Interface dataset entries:
*****
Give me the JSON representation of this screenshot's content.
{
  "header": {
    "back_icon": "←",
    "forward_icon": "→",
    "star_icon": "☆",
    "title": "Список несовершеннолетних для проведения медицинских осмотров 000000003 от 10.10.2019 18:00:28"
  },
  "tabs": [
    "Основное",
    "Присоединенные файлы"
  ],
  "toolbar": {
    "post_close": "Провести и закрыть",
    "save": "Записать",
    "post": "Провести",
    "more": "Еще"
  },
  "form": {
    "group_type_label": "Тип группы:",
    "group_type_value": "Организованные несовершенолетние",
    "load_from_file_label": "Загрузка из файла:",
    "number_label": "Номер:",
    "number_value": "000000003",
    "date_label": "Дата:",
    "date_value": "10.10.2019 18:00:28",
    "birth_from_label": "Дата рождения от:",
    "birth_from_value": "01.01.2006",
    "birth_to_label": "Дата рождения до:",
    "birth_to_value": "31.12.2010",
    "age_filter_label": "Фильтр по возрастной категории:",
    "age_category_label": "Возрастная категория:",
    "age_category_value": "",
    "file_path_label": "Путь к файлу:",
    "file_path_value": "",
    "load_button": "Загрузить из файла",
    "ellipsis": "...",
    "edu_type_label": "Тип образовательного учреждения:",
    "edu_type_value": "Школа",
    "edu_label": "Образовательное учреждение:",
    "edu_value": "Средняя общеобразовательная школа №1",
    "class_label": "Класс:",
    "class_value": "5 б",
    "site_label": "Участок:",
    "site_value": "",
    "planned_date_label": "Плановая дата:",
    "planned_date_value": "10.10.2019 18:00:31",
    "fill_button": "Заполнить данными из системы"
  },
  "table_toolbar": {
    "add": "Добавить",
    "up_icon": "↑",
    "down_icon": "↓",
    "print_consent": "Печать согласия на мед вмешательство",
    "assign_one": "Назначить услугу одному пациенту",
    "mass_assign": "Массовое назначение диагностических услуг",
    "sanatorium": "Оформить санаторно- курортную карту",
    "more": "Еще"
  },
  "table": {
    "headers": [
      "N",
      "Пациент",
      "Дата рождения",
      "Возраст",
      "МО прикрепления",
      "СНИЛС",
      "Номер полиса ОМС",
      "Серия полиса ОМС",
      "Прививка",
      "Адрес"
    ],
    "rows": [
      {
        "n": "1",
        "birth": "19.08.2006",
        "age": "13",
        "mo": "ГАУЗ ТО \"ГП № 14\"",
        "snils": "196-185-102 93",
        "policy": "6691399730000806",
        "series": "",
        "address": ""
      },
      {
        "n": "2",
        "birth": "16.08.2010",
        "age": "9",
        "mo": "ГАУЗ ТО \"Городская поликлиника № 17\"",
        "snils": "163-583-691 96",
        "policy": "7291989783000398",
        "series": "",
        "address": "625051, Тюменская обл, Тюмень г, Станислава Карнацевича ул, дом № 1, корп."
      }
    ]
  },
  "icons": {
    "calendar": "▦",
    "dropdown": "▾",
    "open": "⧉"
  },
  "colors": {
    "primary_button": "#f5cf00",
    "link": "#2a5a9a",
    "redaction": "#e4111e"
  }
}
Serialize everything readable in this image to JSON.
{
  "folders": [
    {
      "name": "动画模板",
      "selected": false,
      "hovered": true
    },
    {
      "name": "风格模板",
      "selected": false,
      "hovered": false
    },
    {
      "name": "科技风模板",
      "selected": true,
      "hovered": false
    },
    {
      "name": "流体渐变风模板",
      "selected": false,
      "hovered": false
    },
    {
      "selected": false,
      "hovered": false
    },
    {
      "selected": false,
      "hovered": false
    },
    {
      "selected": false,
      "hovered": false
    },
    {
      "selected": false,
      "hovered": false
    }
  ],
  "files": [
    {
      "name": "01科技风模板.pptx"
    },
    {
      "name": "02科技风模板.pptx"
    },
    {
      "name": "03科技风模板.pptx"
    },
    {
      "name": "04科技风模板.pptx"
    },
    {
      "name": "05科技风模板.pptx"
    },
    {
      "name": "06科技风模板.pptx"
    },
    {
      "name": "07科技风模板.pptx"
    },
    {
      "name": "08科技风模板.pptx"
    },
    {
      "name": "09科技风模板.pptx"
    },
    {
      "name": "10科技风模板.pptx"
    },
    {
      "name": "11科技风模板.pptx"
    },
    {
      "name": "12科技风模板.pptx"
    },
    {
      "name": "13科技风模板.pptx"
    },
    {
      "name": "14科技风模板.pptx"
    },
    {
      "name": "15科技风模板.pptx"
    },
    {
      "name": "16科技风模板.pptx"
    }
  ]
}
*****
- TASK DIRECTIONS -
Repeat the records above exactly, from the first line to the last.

- EXERCISE SOLUTION -
Give me the JSON representation of this screenshot's content.
{
  "header": {
    "back_icon": "←",
    "forward_icon": "→",
    "star_icon": "☆",
    "title": "Список несовершеннолетних для проведения медицинских осмотров 000000003 от 10.10.2019 18:00:28"
  },
  "tabs": [
    "Основное",
    "Присоединенные файлы"
  ],
  "toolbar": {
    "post_close": "Провести и закрыть",
    "save": "Записать",
    "post": "Провести",
    "more": "Еще"
  },
  "form": {
    "group_type_label": "Тип группы:",
    "group_type_value": "Организованные несовершенолетние",
    "load_from_file_label": "Загрузка из файла:",
    "number_label": "Номер:",
    "number_value": "000000003",
    "date_label": "Дата:",
    "date_value": "10.10.2019 18:00:28",
    "birth_from_label": "Дата рождения от:",
    "birth_from_value": "01.01.2006",
    "birth_to_label": "Дата рождения до:",
    "birth_to_value": "31.12.2010",
    "age_filter_label": "Фильтр по возрастной категории:",
    "age_category_label": "Возрастная категория:",
    "age_category_value": "",
    "file_path_label": "Путь к файлу:",
    "file_path_value": "",
    "load_button": "Загрузить из файла",
    "ellipsis": "...",
    "edu_type_label": "Тип образовательного учреждения:",
    "edu_type_value": "Школа",
    "edu_label": "Образовательное учреждение:",
    "edu_value": "Средняя общеобразовательная школа №1",
    "class_label": "Класс:",
    "class_value": "5 б",
    "site_label": "Участок:",
    "site_value": "",
    "planned_date_label": "Плановая дата:",
    "planned_date_value": "10.10.2019 18:00:31",
    "fill_button": "Заполнить данными из системы"
  },
  "table_toolbar": {
    "add": "Добавить",
    "up_icon": "↑",
    "down_icon": "↓",
    "print_consent": "Печать согласия на мед вмешательство",
    "assign_one": "Назначить услугу одному пациенту",
    "mass_assign": "Массовое назначение диагностических услуг",
    "sanatorium": "Оформить санаторно- курортную карту",
    "more": "Еще"
  },
  "table": {
    "headers": [
      "N",
      "Пациент",
      "Дата рождения",
      "Возраст",
      "МО прикрепления",
      "СНИЛС",
      "Номер полиса ОМС",
      "Серия полиса ОМС",
      "Прививка",
      "Адрес"
    ],
    "rows": [
      {
        "n": "1",
        "birth": "19.08.2006",
        "age": "13",
        "mo": "ГАУЗ ТО \"ГП № 14\"",
        "snils": "196-185-102 93",
        "policy": "6691399730000806",
        "series": "",
        "address": ""
      },
      {
        "n": "2",
        "birth": "16.08.2010",
        "age": "9",
        "mo": "ГАУЗ ТО \"Городская поликлиника № 17\"",
        "snils": "163-583-691 96",
        "policy": "7291989783000398",
        "series": "",
        "address": "625051, Тюменская обл, Тюмень г, Станислава Карнацевича ул, дом № 1, корп."
      }
    ]
  },
  "icons": {
    "calendar": "▦",
    "dropdown": "▾",
    "open": "⧉"
  },
  "colors": {
    "primary_button": "#f5cf00",
    "link": "#2a5a9a",
    "redaction": "#e4111e"
  }
}
Serialize everything readable in this image to JSON.
{
  "folders": [
    {
      "name": "动画模板",
      "selected": false,
      "hovered": true
    },
    {
      "name": "风格模板",
      "selected": false,
      "hovered": false
    },
    {
      "name": "科技风模板",
      "selected": true,
      "hovered": false
    },
    {
      "name": "流体渐变风模板",
      "selected": false,
      "hovered": false
    },
    {
      "selected": false,
      "hovered": false
    },
    {
      "selected": false,
      "hovered": false
    },
    {
      "selected": false,
      "hovered": false
    },
    {
      "selected": false,
      "hovered": false
    }
  ],
  "files": [
    {
      "name": "01科技风模板.pptx"
    },
    {
      "name": "02科技风模板.pptx"
    },
    {
      "name": "03科技风模板.pptx"
    },
    {
      "name": "04科技风模板.pptx"
    },
    {
      "name": "05科技风模板.pptx"
    },
    {
      "name": "06科技风模板.pptx"
    },
    {
      "name": "07科技风模板.pptx"
    },
    {
      "name": "08科技风模板.pptx"
    },
    {
      "name": "09科技风模板.pptx"
    },
    {
      "name": "10科技风模板.pptx"
    },
    {
      "name": "11科技风模板.pptx"
    },
    {
      "name": "12科技风模板.pptx"
    },
    {
      "name": "13科技风模板.pptx"
    },
    {
      "name": "14科技风模板.pptx"
    },
    {
      "name": "15科技风模板.pptx"
    },
    {
      "name": "16科技风模板.pptx"
    }
  ]
}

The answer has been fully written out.